Philippines’ Rodrigo Duterte embarks on Israel and Jordan trip
Defence, labour and tourism deals high the agenda during Israel visit, the first by a Filipino president.
Rodrigo Duterte has embarked on a visit to Israel, the first such trip by a Philippine president, as part of a regional tour that will also include a stop in Jordan.
The 73-year-old said on Sunday he would seek to re-affirm and renew relations with the two countries, where an estimated 76,000 Filipinos live and work.
“I leave today for landmark visits that underscore our vision for our country – a responsible member of the world community – a Philippines that is friend to all and an enemy to no one,” Duterte said before departing for Tel Aviv.
While in Israel, Duterte will meet Prime Minister Benjamin Netanyahu and President Reuven Rivlin, with defence, labour and tourism deals high the agenda.
Duterte is eager to improve security cooperation with Israel, which has sold the Philippines three radar systems and 100 armoured vehicles, and which Manila is now eyeing for an aircraft deal.
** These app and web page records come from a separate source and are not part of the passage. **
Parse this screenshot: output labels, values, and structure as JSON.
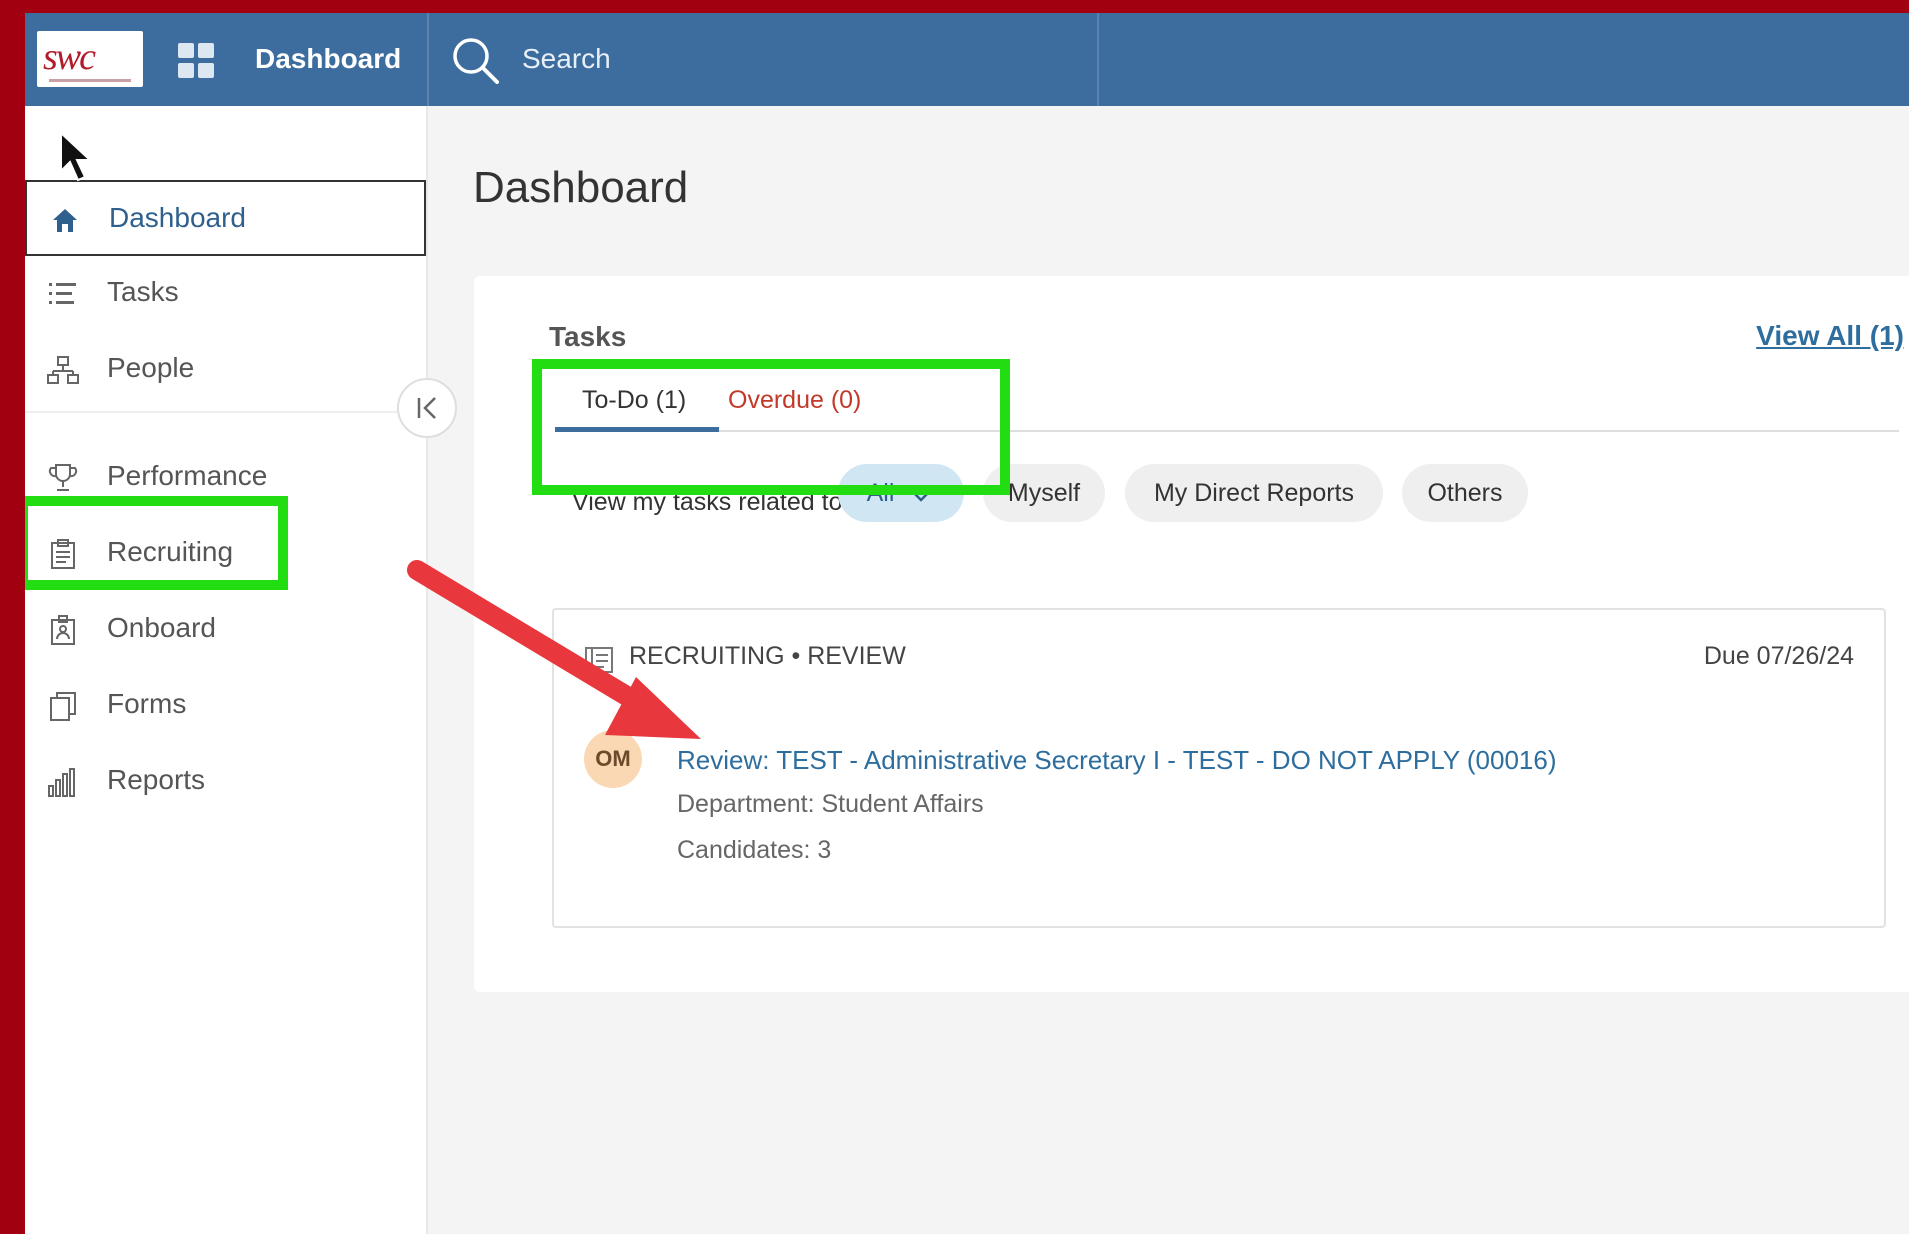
{
  "header": {
    "logo_text": "swc",
    "nav_title": "Dashboard",
    "search_label": "Search"
  },
  "sidebar": {
    "items": [
      {
        "label": "Dashboard",
        "icon": "home-icon"
      },
      {
        "label": "Tasks",
        "icon": "list-icon"
      },
      {
        "label": "People",
        "icon": "org-chart-icon"
      },
      {
        "label": "Performance",
        "icon": "trophy-icon"
      },
      {
        "label": "Recruiting",
        "icon": "clipboard-icon"
      },
      {
        "label": "Onboard",
        "icon": "onboard-icon"
      },
      {
        "label": "Forms",
        "icon": "forms-icon"
      },
      {
        "label": "Reports",
        "icon": "bar-chart-icon"
      }
    ],
    "active": "Dashboard"
  },
  "main": {
    "page_title": "Dashboard",
    "tasks_card": {
      "title": "Tasks",
      "view_all": "View All (1)",
      "tabs": [
        {
          "label": "To-Do (1)",
          "selected": true
        },
        {
          "label": "Overdue (0)",
          "selected": false
        }
      ],
      "filter_label": "View my tasks related to:",
      "filters": [
        {
          "label": "All",
          "selected": true
        },
        {
          "label": "Myself",
          "selected": false
        },
        {
          "label": "My Direct Reports",
          "selected": false
        },
        {
          "label": "Others",
          "selected": false
        }
      ],
      "task": {
        "category": "RECRUITING • REVIEW",
        "due": "Due 07/26/24",
        "avatar_initials": "OM",
        "title": "Review: TEST - Administrative Secretary I - TEST - DO NOT APPLY (00016)",
        "department": "Department: Student Affairs",
        "candidates": "Candidates: 3"
      }
    }
  },
  "annotations": {
    "highlight_color": "#22dd11",
    "arrow_color": "#e8383d"
  }
}
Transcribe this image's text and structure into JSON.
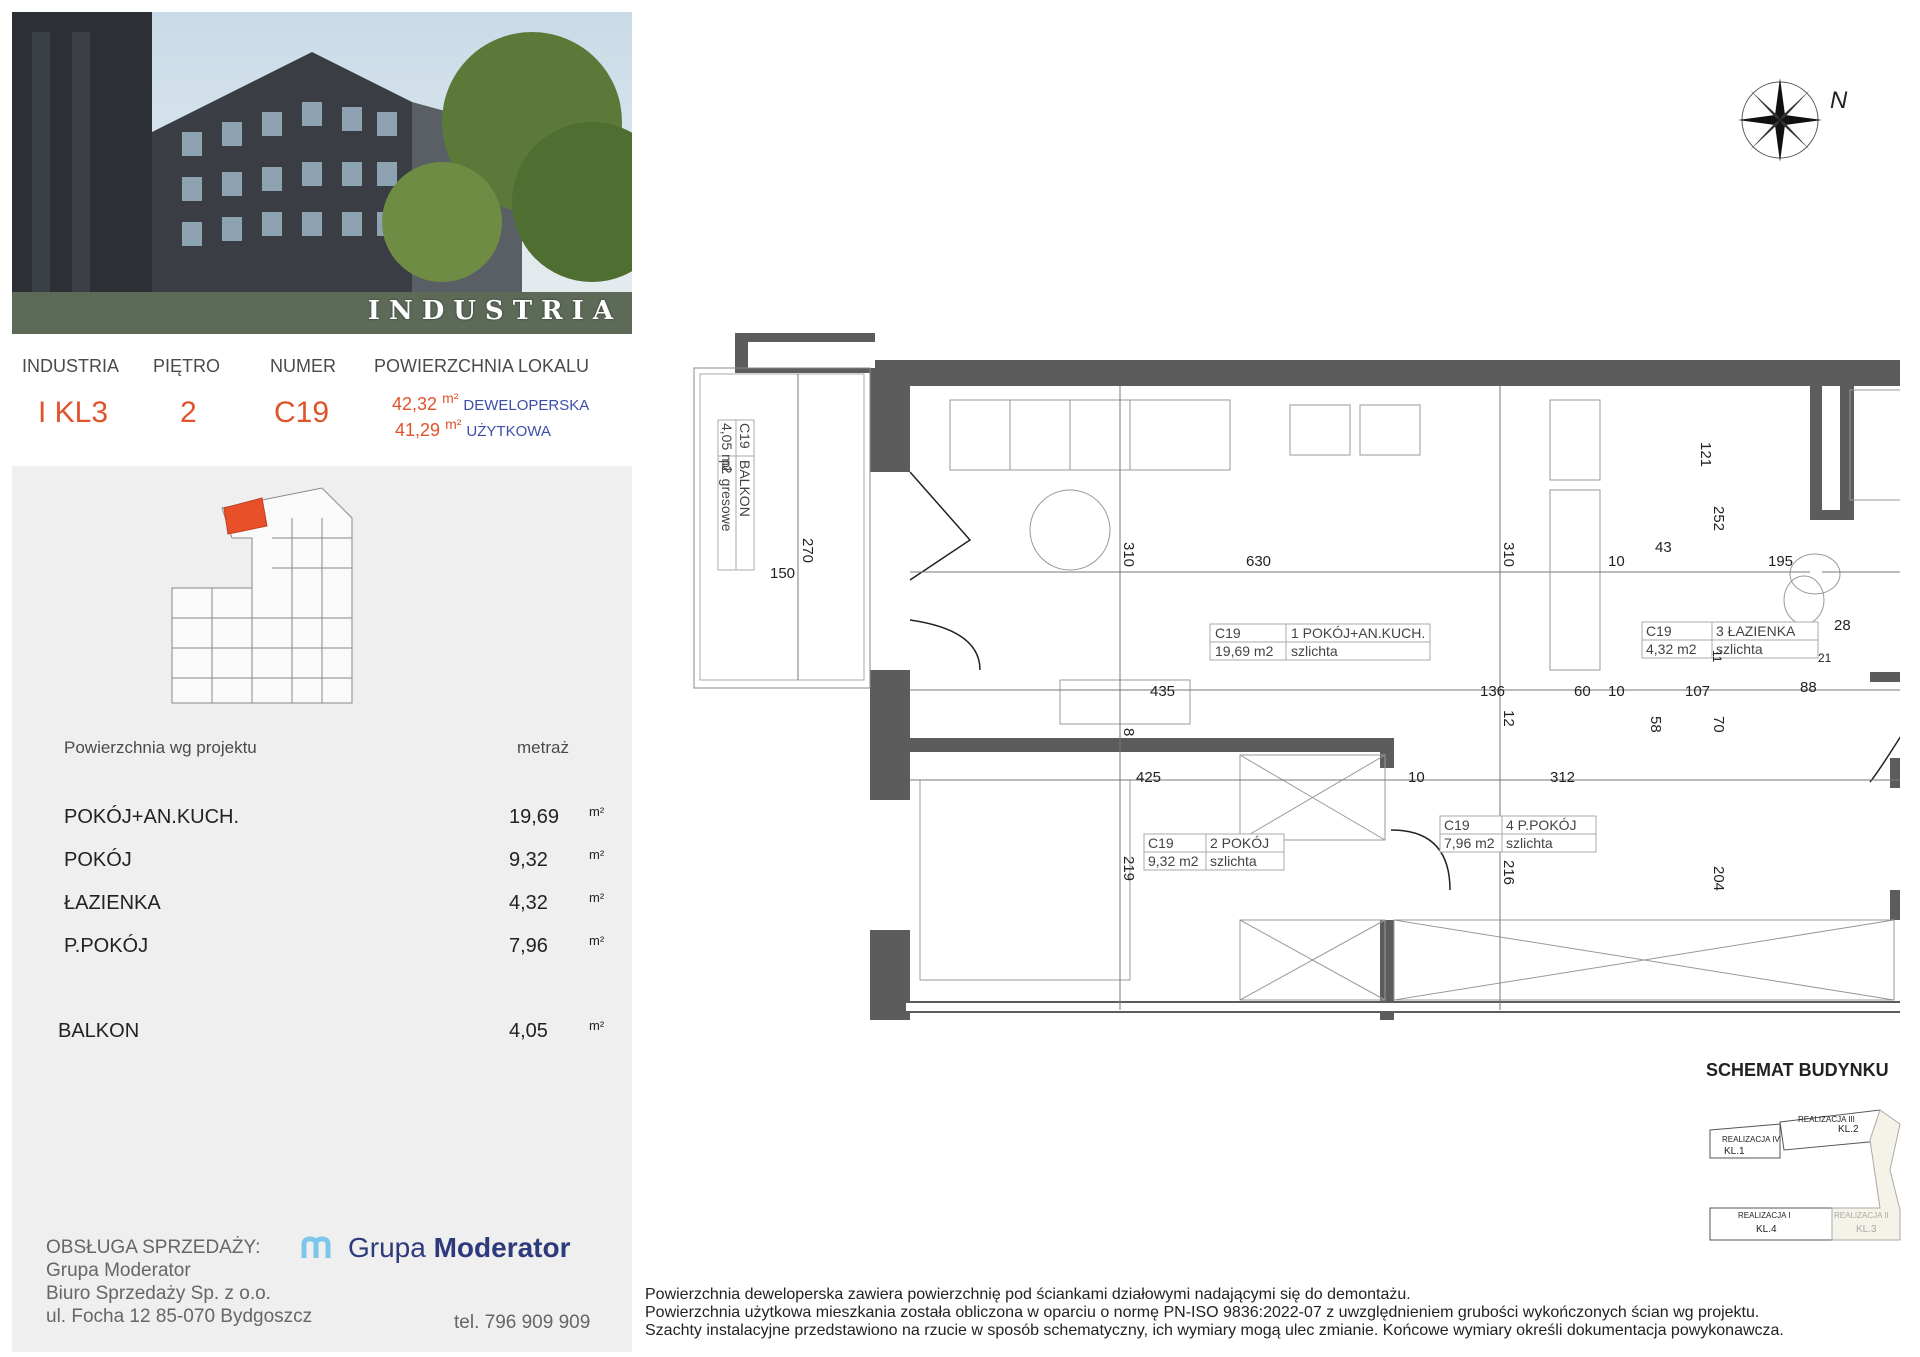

According to Israeli government data, exports to the Philippines were worth $143m in 2017.
“[The visit] is for President Duterte to look for an alternative market for … weapons for our armed forces, as well as for the police,” Henelito Sevilla, an international relations expert at the University of the Philippines, told the AFP news agency.
Duterte will also visit the Yad Vashem Holocaust memorial in Jerusalem and the Open Doors Monument, a memorial to Filipinos who saved Jews from Nazi persecution.
Known for his controversial turns of phrase, Duterte has compared the killings committed during his controversial anti-drug war to the murder of Jews by German Nazi leader Adolf Hitler.
“Hitler massacred three million Jews. Now, there are three million drug addicts [in the Philippines]. I’d be happy to slaughter them,” he said in 2017. Most mainstream historians say six million Jews died in the Holocaust.
Duterte, who took office in 2016, later apologised for his remarks, which he said were aimed at critics who had likened him to the Nazi leader.
Late last year, the Philippines abstained from a vote at the United Nations General Assembly rebuking the US for moving its embassy to from Tel Aviv to Jerusalem, a controversial decision that sparked widespread international condemnation and large-scale protests.
Palestinian leaders see occupied East Jerusalem as the capital of their future state.
Duterte on Sunday expressed support for a two-state solution to the Israeli-Palestinian conflict.
“We shall be guided by our constitution and laws as well as our international commitments in support of efforts and initiatives including the two-state solution,” he told reporters.
Israel’s foreign ministry said in a statement that it “assign(s) great importance to this visit, which symbolises the strong, warm ties between our peoples as well as the enormous potential for developing and strengthening the relations”.
Duterte will be in Israel until Wednesday, before going to Jordan until September 8. In Amman, he is expected to meet King Abdullah II.